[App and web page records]
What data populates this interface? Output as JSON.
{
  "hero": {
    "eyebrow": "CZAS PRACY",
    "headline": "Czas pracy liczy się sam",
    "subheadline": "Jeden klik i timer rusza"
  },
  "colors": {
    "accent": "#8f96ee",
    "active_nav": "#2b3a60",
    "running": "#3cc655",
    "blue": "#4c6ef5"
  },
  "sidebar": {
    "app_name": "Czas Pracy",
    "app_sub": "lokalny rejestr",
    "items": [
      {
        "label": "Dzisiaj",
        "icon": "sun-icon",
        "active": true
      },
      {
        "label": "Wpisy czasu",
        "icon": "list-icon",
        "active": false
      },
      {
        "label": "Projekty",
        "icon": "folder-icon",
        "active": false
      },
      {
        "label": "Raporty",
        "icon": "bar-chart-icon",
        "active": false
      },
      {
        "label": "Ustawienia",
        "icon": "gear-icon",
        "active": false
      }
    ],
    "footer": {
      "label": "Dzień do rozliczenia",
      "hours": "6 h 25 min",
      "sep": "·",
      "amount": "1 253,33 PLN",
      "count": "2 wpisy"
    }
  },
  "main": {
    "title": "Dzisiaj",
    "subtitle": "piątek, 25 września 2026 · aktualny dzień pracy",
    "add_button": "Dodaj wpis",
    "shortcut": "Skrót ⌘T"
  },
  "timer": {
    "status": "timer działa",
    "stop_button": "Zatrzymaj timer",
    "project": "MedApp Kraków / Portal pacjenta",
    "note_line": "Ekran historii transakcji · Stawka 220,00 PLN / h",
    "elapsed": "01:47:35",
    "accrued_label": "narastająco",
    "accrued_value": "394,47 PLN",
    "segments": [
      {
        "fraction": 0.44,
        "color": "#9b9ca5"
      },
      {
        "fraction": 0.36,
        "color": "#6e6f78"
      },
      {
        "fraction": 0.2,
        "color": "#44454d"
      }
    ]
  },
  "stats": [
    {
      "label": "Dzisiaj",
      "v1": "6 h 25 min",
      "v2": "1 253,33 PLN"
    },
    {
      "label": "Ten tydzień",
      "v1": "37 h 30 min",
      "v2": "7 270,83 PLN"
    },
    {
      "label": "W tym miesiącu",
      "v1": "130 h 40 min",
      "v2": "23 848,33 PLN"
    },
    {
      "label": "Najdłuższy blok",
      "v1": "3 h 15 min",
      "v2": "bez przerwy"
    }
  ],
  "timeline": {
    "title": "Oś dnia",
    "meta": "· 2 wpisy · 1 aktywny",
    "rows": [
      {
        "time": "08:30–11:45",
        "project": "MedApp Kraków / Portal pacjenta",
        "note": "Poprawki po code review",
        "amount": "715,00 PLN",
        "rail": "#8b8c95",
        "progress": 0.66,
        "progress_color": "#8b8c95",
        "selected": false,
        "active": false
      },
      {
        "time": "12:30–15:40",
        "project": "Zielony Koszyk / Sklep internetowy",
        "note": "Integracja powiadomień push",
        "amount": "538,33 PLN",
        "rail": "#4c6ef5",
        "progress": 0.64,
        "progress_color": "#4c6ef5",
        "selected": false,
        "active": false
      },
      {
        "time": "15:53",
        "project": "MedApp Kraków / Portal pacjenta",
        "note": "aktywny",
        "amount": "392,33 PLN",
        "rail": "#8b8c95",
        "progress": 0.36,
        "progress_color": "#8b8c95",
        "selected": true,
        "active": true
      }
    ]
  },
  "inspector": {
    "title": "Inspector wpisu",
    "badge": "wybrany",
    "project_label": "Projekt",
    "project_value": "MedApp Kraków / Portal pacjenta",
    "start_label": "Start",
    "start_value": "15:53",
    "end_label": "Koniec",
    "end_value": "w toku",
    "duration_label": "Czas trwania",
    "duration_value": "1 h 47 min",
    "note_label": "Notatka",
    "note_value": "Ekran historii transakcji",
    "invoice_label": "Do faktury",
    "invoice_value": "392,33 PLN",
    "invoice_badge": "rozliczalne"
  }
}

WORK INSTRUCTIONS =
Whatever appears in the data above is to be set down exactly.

OUTPUT OF THE EXERCISE =
What data populates this interface? Output as JSON.
{
  "hero": {
    "eyebrow": "CZAS PRACY",
    "headline": "Czas pracy liczy się sam",
    "subheadline": "Jeden klik i timer rusza"
  },
  "colors": {
    "accent": "#8f96ee",
    "active_nav": "#2b3a60",
    "running": "#3cc655",
    "blue": "#4c6ef5"
  },
  "sidebar": {
    "app_name": "Czas Pracy",
    "app_sub": "lokalny rejestr",
    "items": [
      {
        "label": "Dzisiaj",
        "icon": "sun-icon",
        "active": true
      },
      {
        "label": "Wpisy czasu",
        "icon": "list-icon",
        "active": false
      },
      {
        "label": "Projekty",
        "icon": "folder-icon",
        "active": false
      },
      {
        "label": "Raporty",
        "icon": "bar-chart-icon",
        "active": false
      },
      {
        "label": "Ustawienia",
        "icon": "gear-icon",
        "active": false
      }
    ],
    "footer": {
      "label": "Dzień do rozliczenia",
      "hours": "6 h 25 min",
      "sep": "·",
      "amount": "1 253,33 PLN",
      "count": "2 wpisy"
    }
  },
  "main": {
    "title": "Dzisiaj",
    "subtitle": "piątek, 25 września 2026 · aktualny dzień pracy",
    "add_button": "Dodaj wpis",
    "shortcut": "Skrót ⌘T"
  },
  "timer": {
    "status": "timer działa",
    "stop_button": "Zatrzymaj timer",
    "project": "MedApp Kraków / Portal pacjenta",
    "note_line": "Ekran historii transakcji · Stawka 220,00 PLN / h",
    "elapsed": "01:47:35",
    "accrued_label": "narastająco",
    "accrued_value": "394,47 PLN",
    "segments": [
      {
        "fraction": 0.44,
        "color": "#9b9ca5"
      },
      {
        "fraction": 0.36,
        "color": "#6e6f78"
      },
      {
        "fraction": 0.2,
        "color": "#44454d"
      }
    ]
  },
  "stats": [
    {
      "label": "Dzisiaj",
      "v1": "6 h 25 min",
      "v2": "1 253,33 PLN"
    },
    {
      "label": "Ten tydzień",
      "v1": "37 h 30 min",
      "v2": "7 270,83 PLN"
    },
    {
      "label": "W tym miesiącu",
      "v1": "130 h 40 min",
      "v2": "23 848,33 PLN"
    },
    {
      "label": "Najdłuższy blok",
      "v1": "3 h 15 min",
      "v2": "bez przerwy"
    }
  ],
  "timeline": {
    "title": "Oś dnia",
    "meta": "· 2 wpisy · 1 aktywny",
    "rows": [
      {
        "time": "08:30–11:45",
        "project": "MedApp Kraków / Portal pacjenta",
        "note": "Poprawki po code review",
        "amount": "715,00 PLN",
        "rail": "#8b8c95",
        "progress": 0.66,
        "progress_color": "#8b8c95",
        "selected": false,
        "active": false
      },
      {
        "time": "12:30–15:40",
        "project": "Zielony Koszyk / Sklep internetowy",
        "note": "Integracja powiadomień push",
        "amount": "538,33 PLN",
        "rail": "#4c6ef5",
        "progress": 0.64,
        "progress_color": "#4c6ef5",
        "selected": false,
        "active": false
      },
      {
        "time": "15:53",
        "project": "MedApp Kraków / Portal pacjenta",
        "note": "aktywny",
        "amount": "392,33 PLN",
        "rail": "#8b8c95",
        "progress": 0.36,
        "progress_color": "#8b8c95",
        "selected": true,
        "active": true
      }
    ]
  },
  "inspector": {
    "title": "Inspector wpisu",
    "badge": "wybrany",
    "project_label": "Projekt",
    "project_value": "MedApp Kraków / Portal pacjenta",
    "start_label": "Start",
    "start_value": "15:53",
    "end_label": "Koniec",
    "end_value": "w toku",
    "duration_label": "Czas trwania",
    "duration_value": "1 h 47 min",
    "note_label": "Notatka",
    "note_value": "Ekran historii transakcji",
    "invoice_label": "Do faktury",
    "invoice_value": "392,33 PLN",
    "invoice_badge": "rozliczalne"
  }
}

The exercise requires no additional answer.